Whole student development is deeply understood in many higher education and advising circles, but what about the whole student experience? For the last few places I’ve worked I’ve led a customer experience mapping exercise in an effort to capture and design positive interactions at every touch point. Here is an example of a student experience map I created while working for University College at the University of Denver to help us better understand our students (PDF Download: University College Student Experience, 16.5 kb) Disney has long been a leader in this field of experience design; many others such as Starbucks and Apple have picked up on Disney’s lead here and you can too.
Take a day to step outside your daily routine and act as if you were a student. What is the appointment scheduling experience like? How easy is it to gain access to an advisor? What does the waiting space look and feel like? What are simple transactions like? Taking a step back to think holistically about the entire student experience can pay huge dividends as it has for Disney. If you’ve ever experienced a Disney vacation, you’ll know and more importantly feel this value and attention to every detail, from the dining experience to the way your bed is turned down.
5. Be Inclusive When Brainstorming Solutions to Problems
One of my favorite Disney stories about customer service has to do with the team that designed the resort at the Animal Kingdom Lodge. The lodge features a beautiful indoor waterfall that generates quite a bit of noise. Because the hallways leading to the guest rooms all opened up to the lobby, they installed an extra thick plush carpet to soften the noise as it traveled to the guest rooms. This however presented a challenge for the custodial staff who are responsible for pushing carts to replenish supplies for guest rooms.

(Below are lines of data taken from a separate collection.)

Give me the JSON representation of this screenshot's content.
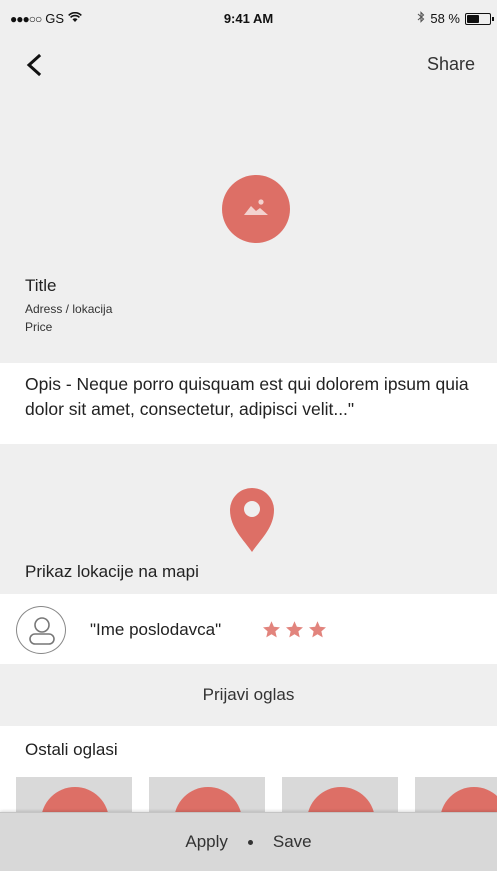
{
  "status_bar": {
    "signal": "●●●○○",
    "carrier": "GS",
    "time": "9:41 AM",
    "battery_text": "58 %",
    "battery_level": 0.58,
    "icons": [
      "wifi-icon",
      "bluetooth-icon",
      "battery-icon"
    ]
  },
  "header": {
    "back_icon": "chevron-left-icon",
    "share_label": "Share"
  },
  "listing": {
    "image_icon": "image-placeholder-icon",
    "title": "Title",
    "address": "Adress / lokacija",
    "price": "Price",
    "description": "Opis - Neque porro quisquam est qui dolorem ipsum quia dolor sit amet, consectetur, adipisci velit...\""
  },
  "map": {
    "pin_icon": "map-pin-icon",
    "label": "Prikaz lokacije na mapi"
  },
  "employer": {
    "avatar_icon": "user-avatar-icon",
    "name": "\"Ime poslodavca\"",
    "rating": 3,
    "rating_max": 3
  },
  "report_label": "Prijavi oglas",
  "other_ads": {
    "heading": "Ostali oglasi",
    "count": 4
  },
  "bottom_bar": {
    "apply_label": "Apply",
    "save_label": "Save"
  },
  "colors": {
    "accent": "#dd6f66",
    "panel_bg": "#efefef",
    "thumb_bg": "#d9d9d9",
    "bottom_bar_bg": "#d8d8d8"
  }
}
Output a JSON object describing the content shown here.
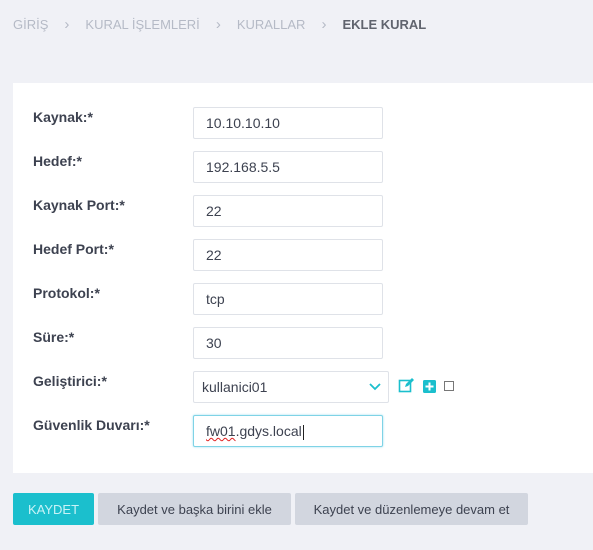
{
  "breadcrumb": {
    "items": [
      "GİRİŞ",
      "KURAL İŞLEMLERİ",
      "KURALLAR"
    ],
    "current": "EKLE KURAL"
  },
  "form": {
    "source": {
      "label": "Kaynak:*",
      "value": "10.10.10.10"
    },
    "destination": {
      "label": "Hedef:*",
      "value": "192.168.5.5"
    },
    "source_port": {
      "label": "Kaynak Port:*",
      "value": "22"
    },
    "destination_port": {
      "label": "Hedef Port:*",
      "value": "22"
    },
    "protocol": {
      "label": "Protokol:*",
      "value": "tcp"
    },
    "duration": {
      "label": "Süre:*",
      "value": "30"
    },
    "developer": {
      "label": "Geliştirici:*",
      "value": "kullanici01"
    },
    "firewall": {
      "label": "Güvenlik Duvarı:*",
      "value_misspelled_part": "fw01",
      "value_rest": ".gdys.local"
    }
  },
  "icons": {
    "edit": "edit-icon",
    "add": "add-icon",
    "accent": "#1bbfcd"
  },
  "buttons": {
    "save": "KAYDET",
    "save_add_another": "Kaydet ve başka birini ekle",
    "save_continue": "Kaydet ve düzenlemeye devam et"
  }
}
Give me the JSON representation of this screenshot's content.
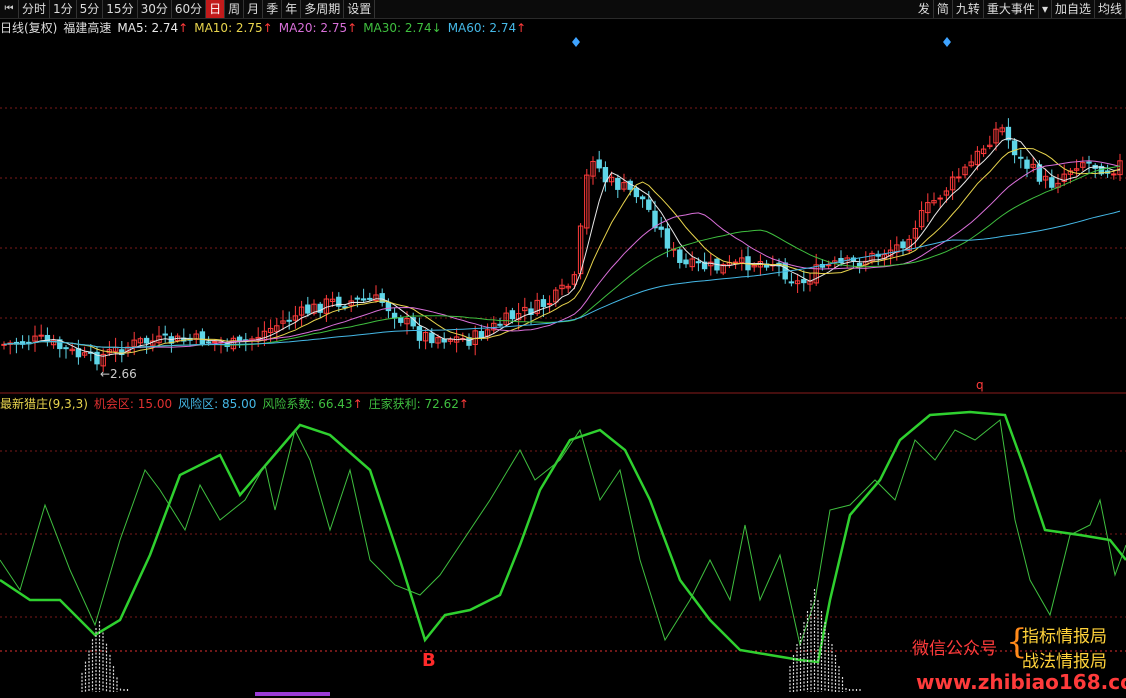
{
  "toolbar": {
    "left": [
      "分时",
      "1分",
      "5分",
      "15分",
      "30分",
      "60分",
      "日",
      "周",
      "月",
      "季",
      "年",
      "多周期",
      "设置"
    ],
    "active": "日",
    "right": [
      "发",
      "简",
      "九转",
      "重大事件",
      "加自选",
      "均线"
    ]
  },
  "main_info": {
    "period": "日线(复权)",
    "stock": "福建高速",
    "ma": [
      {
        "label": "MA5: 2.74",
        "arrow": "↑",
        "color": "#e8e8e8"
      },
      {
        "label": "MA10: 2.75",
        "arrow": "↑",
        "color": "#e8d44d"
      },
      {
        "label": "MA20: 2.75",
        "arrow": "↑",
        "color": "#d86fd8"
      },
      {
        "label": "MA30: 2.74",
        "arrow": "↓",
        "color": "#3fbf3f"
      },
      {
        "label": "MA60: 2.74",
        "arrow": "↑",
        "color": "#45b8e6"
      }
    ]
  },
  "indicator_info": {
    "name": "最新猎庄(9,3,3)",
    "items": [
      {
        "label": "机会区: 15.00",
        "color": "#e03030"
      },
      {
        "label": "风险区: 85.00",
        "color": "#45b8e6"
      },
      {
        "label": "风险系数: 66.43",
        "color": "#3fbf3f",
        "arrow": "↑"
      },
      {
        "label": "庄家获利: 72.62",
        "color": "#3fbf3f",
        "arrow": "↑"
      }
    ]
  },
  "annotations": {
    "low_price": "2.66",
    "signal_b": "B",
    "signal_q": "q"
  },
  "watermark": {
    "line1": "微信公众号",
    "right1": "指标情报局",
    "right2": "战法情报局",
    "url": "www.zhibiao168.com"
  },
  "colors": {
    "up": "#ff3b3b",
    "down": "#5fd6e8",
    "grid": "#7a1a1a",
    "k_line": "#3fbf3f",
    "d_line": "#2fd02f",
    "ma5": "#e8e8e8",
    "ma10": "#e8d44d",
    "ma20": "#d86fd8",
    "ma30": "#3fbf3f",
    "ma60": "#45b8e6"
  },
  "chart_data": [
    {
      "type": "candlestick",
      "title": "福建高速",
      "series": [
        {
          "name": "MA5",
          "values": [
            2.74
          ]
        },
        {
          "name": "MA10",
          "values": [
            2.75
          ]
        },
        {
          "name": "MA20",
          "values": [
            2.75
          ]
        },
        {
          "name": "MA30",
          "values": [
            2.74
          ]
        },
        {
          "name": "MA60",
          "values": [
            2.74
          ]
        }
      ],
      "lowest_label": 2.66
    },
    {
      "type": "line",
      "title": "最新猎庄(9,3,3)",
      "ylim": [
        0,
        100
      ],
      "series": [
        {
          "name": "机会区",
          "values": [
            15.0
          ]
        },
        {
          "name": "风险区",
          "values": [
            85.0
          ]
        },
        {
          "name": "风险系数",
          "values": [
            66.43
          ]
        },
        {
          "name": "庄家获利",
          "values": [
            72.62
          ]
        }
      ]
    }
  ]
}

To resolve this, the designers brought in members of the custodial staff and included them in brainstorming solutions to the problem. It would have certainly been easier for the engineers of the building to create a solution that worked for them and then disseminate the results downwards to this traditionally oppressed staff group. However, they took the more energy intensive approach to include the staff and as a result ended up with a better solution. This also had the byproduct of empowering this staff group and including them in the decision making process. This no doubt has a profound impact on this group since many of them directly interact with guests on a regular basis. As Disney learned, it’s much easier to get buy in and participation when you’ve included the group that stands to be affected by your decision.
The solution revolutionized the entire company as well. Together they created a motorized cart that easily maneuvers along the thick carpet to make it easier for the custodial staff to move from room to room. Incidentally, other departments caught on to this innovation and decided to copy it. Now whenever you visit any Disney theme park you’ll see motorized carts carrying supplies all over the place.
Next time you’re dealing with an issue, consider taking the tough road to be inclusive as it may generate more effective solutions to the problem you’re dealing with that benefit students in ways you hadn’t originally thought of.
6. Engage Everyone in Your Pursuit of Loyalty and Excellence
The previous approach can also pay dividends when it comes to cultivating student loyalty. I don’t know if this is true or not but I’ve heard that Disney pays custodial workers extra because their international guests often feel more comfortable asking them questions.
When it comes to your advising center, think about all the people who interact with your students, especially the ones who are not on the org chart. How can you include them in your decision making process to better empower them to deliver excellent care and attention to your students? When was the last time you invited them to your staff meeting or planning retreat? Think beyond your org chart to determine who you can include in your pursuit for student service excellence.
I know many of you have experienced Disney at one point in your life. The Disney experience is far and wide, so what are some things you’ve seen that could be copied to higher education and academic advising? I’d love to hear your thoughts and stories in the comments below.